If you’ve got type 1 diabetes, you’ve got to be tired of pricking your skin for daily blood sugar tests. Enter the wearable biosensor.
Pricking a finger used to be the only way to check blood sugar levels, though nowadays modern glucose meters let you prick other areas of the body, too. But pricking yourself for blood every day is not comfortable. And it sometimes will cause inflammation or cornification of the skin.
And for pain-sensitive patients, the procedure is agonizing.
The wearable biosensor from the Frauenhofer Institute will let you skip the pricking. It measures glucose levels continuously using tissue fluids other than blood, such as sweat or tears. Until now, the only other way to measure blood glucose levels without pricking has been to implant a continuous glucose monitor (CGM).
This determines glucose levels on a continuous basis (every few minutes). Such a system typically involves a disposable glucose sensor placed just under the skin, a link from the sensor to a non-implanted transmitter which communicates to a radio receiver and an electronic receiver worn like a pager (or insulin pump) that displays glucose levels with nearly continuous updates. It also monitors rising and falling trends over time.
But CGMs are expensive. Health insurance plans don’t usually cover them. And they’re not terribly accurate.
Some new technologies to monitor blood glucose levels that don’t require access to blood include near IR detection, ultrasound and dielectric spectroscopy. Unfortunately, none of these have been developed with small enough sizes to be comfortable for patients.
That’s why this latest development from Fraunhofer Institute researchers — it’s the same research lab that brought us the MP3 format — is such a breakthrough. They developed a biosensor in nano-form that is precise and consumes little power.
The new biosensor is based on an electrochemical reaction activated with the help of an enzyme.

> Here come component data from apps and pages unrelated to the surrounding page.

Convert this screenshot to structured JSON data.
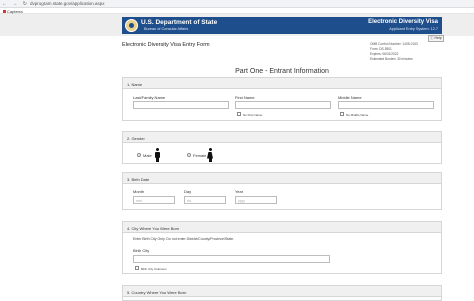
{
  "browser": {
    "url": "dvprogram.state.gov/application.aspx",
    "bookmark": "Capterra"
  },
  "header": {
    "dept": "U.S. Department of State",
    "bureau": "Bureau of Consular Affairs",
    "title": "Electronic Diversity Visa",
    "system": "Applicant Entry System: 12.7"
  },
  "help_label": "Help",
  "form_title": "Electronic Diversity Visa Entry Form",
  "meta": {
    "omb": "OMB Control Number: 1405-0153",
    "form": "Form: DS-5501",
    "expires": "Expires: 08/31/2022",
    "burden": "Estimated Burden: 30 minutes"
  },
  "part_title": "Part One - Entrant Information",
  "sections": {
    "name": {
      "heading": "1. Name",
      "last_label": "Last/Family Name",
      "first_label": "First Name",
      "middle_label": "Middle Name",
      "no_first": "No First Name",
      "no_middle": "No Middle Name"
    },
    "gender": {
      "heading": "2. Gender",
      "male": "Male",
      "female": "Female"
    },
    "birth_date": {
      "heading": "3. Birth Date",
      "month_label": "Month",
      "day_label": "Day",
      "year_label": "Year",
      "month_ph": "mm",
      "day_ph": "dd",
      "year_ph": "yyyy"
    },
    "birth_city": {
      "heading": "4. City Where You Were Born",
      "instruction": "Enter Birth City Only. Do not enter District/County/Province/State.",
      "city_label": "Birth City",
      "unknown": "Birth City Unknown"
    },
    "birth_country": {
      "heading": "5. Country Where You Were Born"
    }
  }
}
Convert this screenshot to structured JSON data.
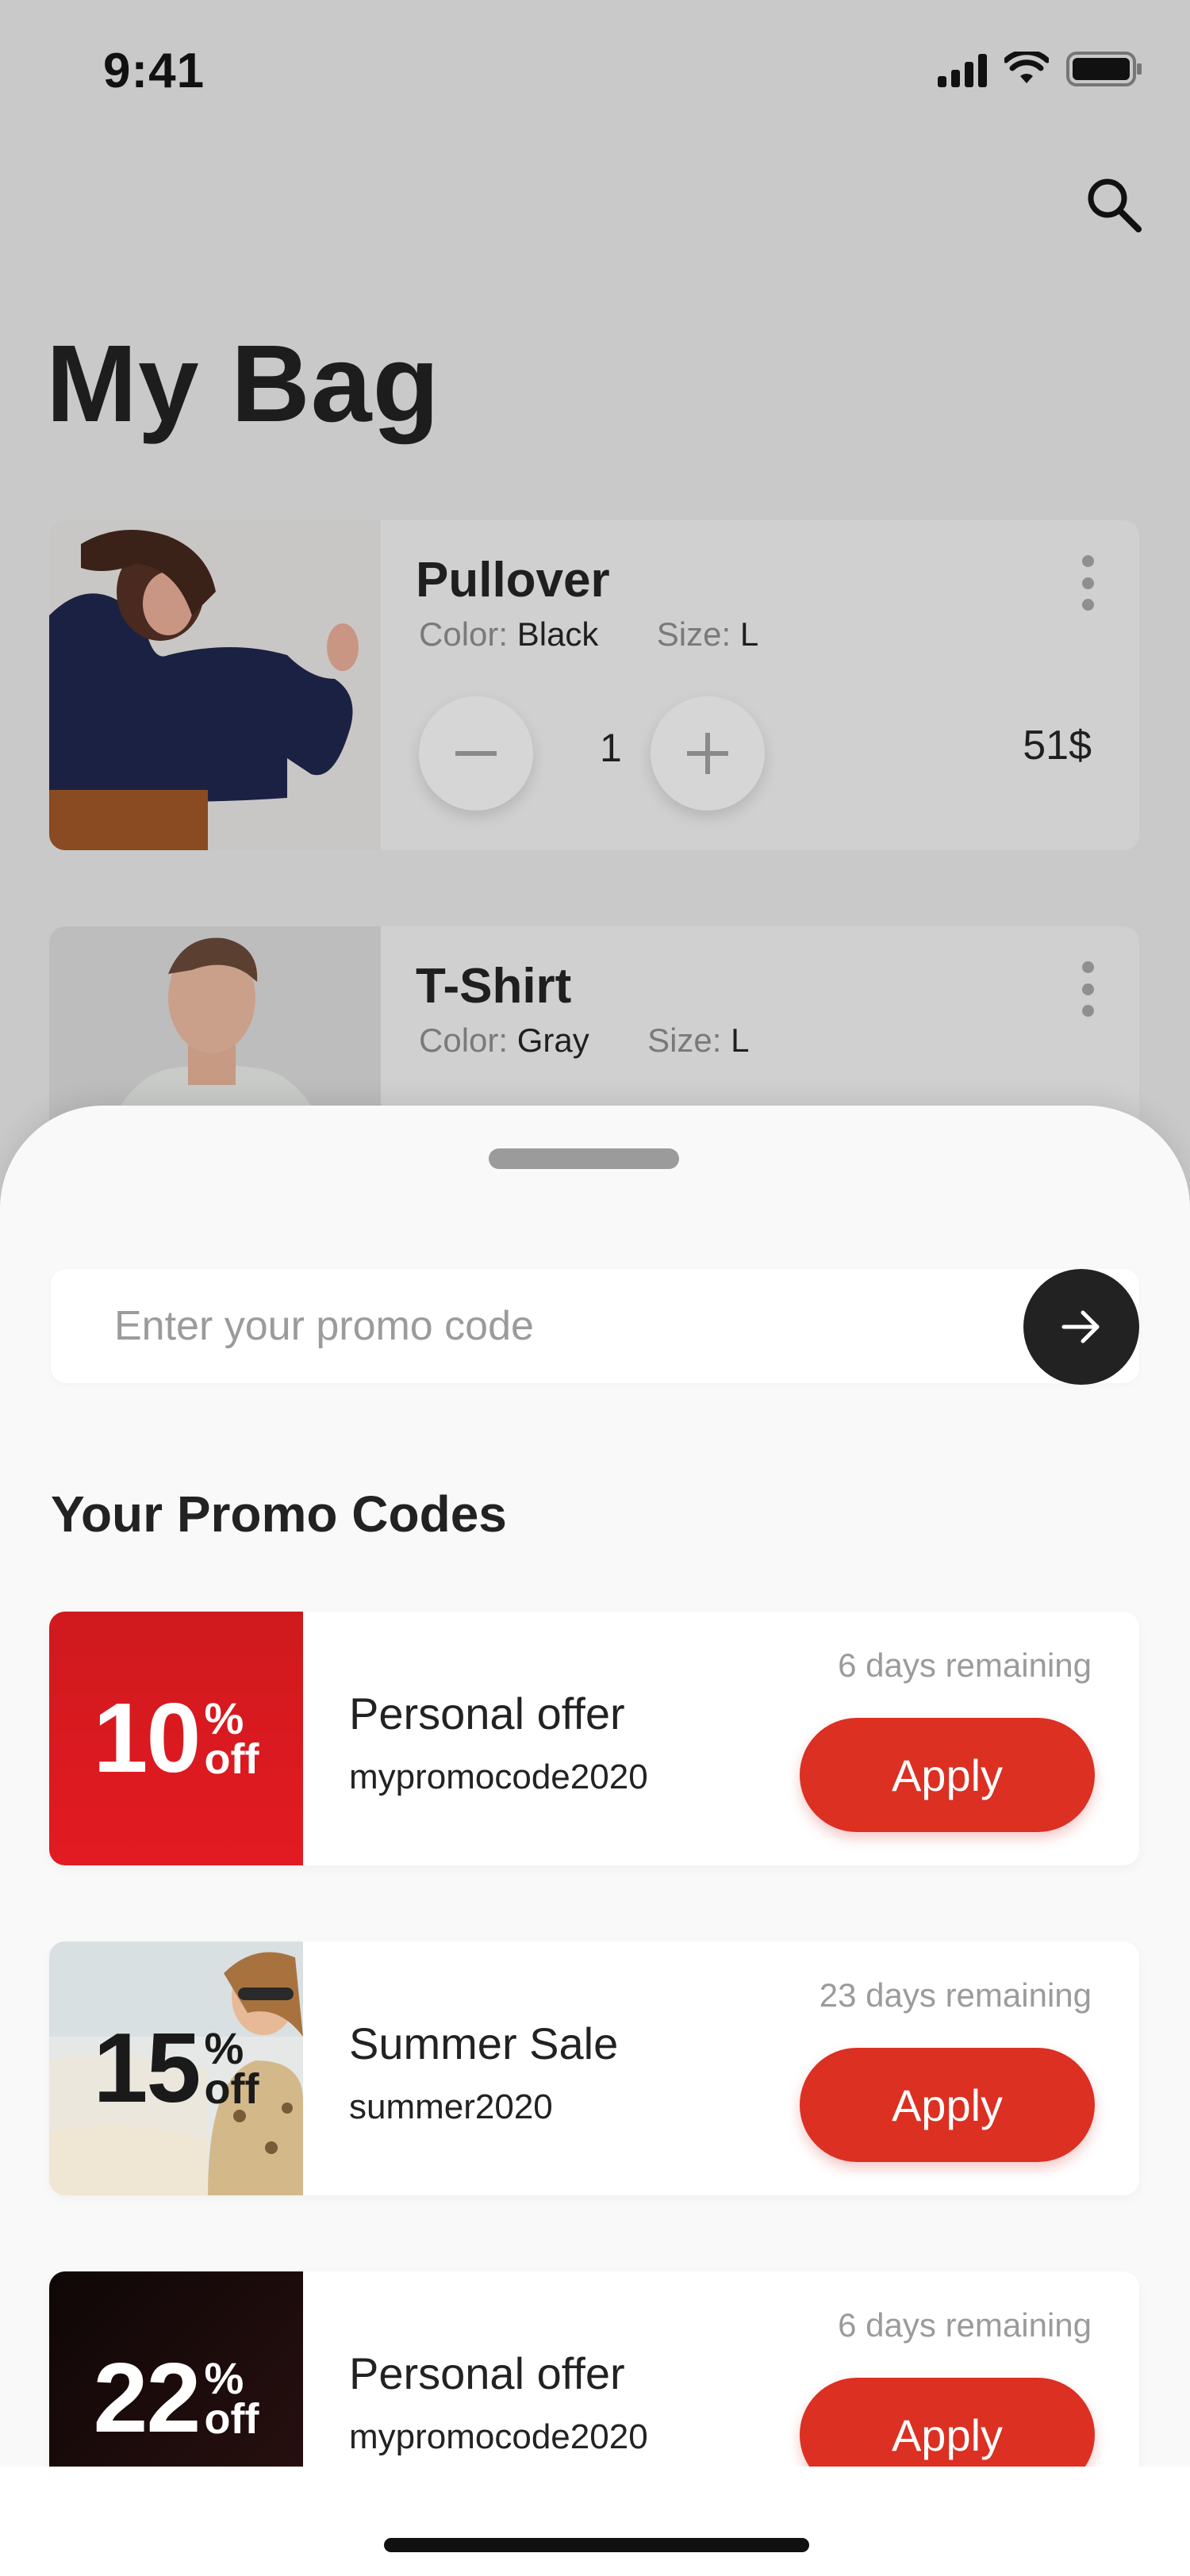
{
  "status_bar": {
    "time": "9:41",
    "icons": [
      "cellular-signal-icon",
      "wifi-icon",
      "battery-icon"
    ]
  },
  "header": {
    "title": "My Bag",
    "search_icon": "search-icon"
  },
  "bag_items": [
    {
      "name": "Pullover",
      "color_label": "Color:",
      "color": "Black",
      "size_label": "Size:",
      "size": "L",
      "quantity": "1",
      "price": "51$",
      "image": "woman-in-navy-pullover"
    },
    {
      "name": "T-Shirt",
      "color_label": "Color:",
      "color": "Gray",
      "size_label": "Size:",
      "size": "L",
      "image": "man-in-gray-tshirt"
    }
  ],
  "promo": {
    "placeholder": "Enter your promo code",
    "submit_icon": "arrow-right-icon",
    "section_title": "Your Promo Codes",
    "codes": [
      {
        "value": "10",
        "percent": "%",
        "off": "off",
        "title": "Personal offer",
        "code": "mypromocode2020",
        "remaining": "6 days remaining",
        "apply": "Apply",
        "badge_color": "#db1a1f"
      },
      {
        "value": "15",
        "percent": "%",
        "off": "off",
        "title": "Summer Sale",
        "code": "summer2020",
        "remaining": "23 days remaining",
        "apply": "Apply",
        "badge_color": "#e8e4dc"
      },
      {
        "value": "22",
        "percent": "%",
        "off": "off",
        "title": "Personal offer",
        "code": "mypromocode2020",
        "remaining": "6 days remaining",
        "apply": "Apply",
        "badge_color": "#1a0a0a"
      }
    ]
  },
  "colors": {
    "accent": "#db3022",
    "dark": "#222222",
    "sheet": "#f9f9f9",
    "overlay": "#c9c9c9"
  }
}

The enzyme, glucose oxidase, converts glucose into hydrogen peroxide (H2O2) and other chemicals so that a potentiostat is able to measure it. This measurement is important for calculating the necessary glucose level.
It’s the size, really, that makes this biosensor so special. At just 0.5 x 2.0, they system includes not just the nano-potentiostat, but also the entire diagnostic system.
The biosensor transmits data over WiFi to a mobile receiver. The patient then is able to continuously monitor his or her glucose level.
But size isn’t its only advantage. Low power consumption is a pivotal feature, too. Especially when you consider that previous systems required about 500 microamperes at five volts. This Fraunhofer technology consumes less than 100 microamperes, researchers say.
Low power requirements means the system lasts longer — the system is wearable for weeks or months.
The sensor sends and receives data packages, it lets you wirelessly recharge it, too.
The glucose sensor was engineered by researchers at Noviosens, a Dutch medical technology firm. It can be manufactured cost-effectively and will soon go into mass production.
The biosensor may also become the platform for an implanted miniature pump that, based on the glucose value measured, administers the precise amount of insulin.
For aNewDomain.net, I’m Erik Vlietinck.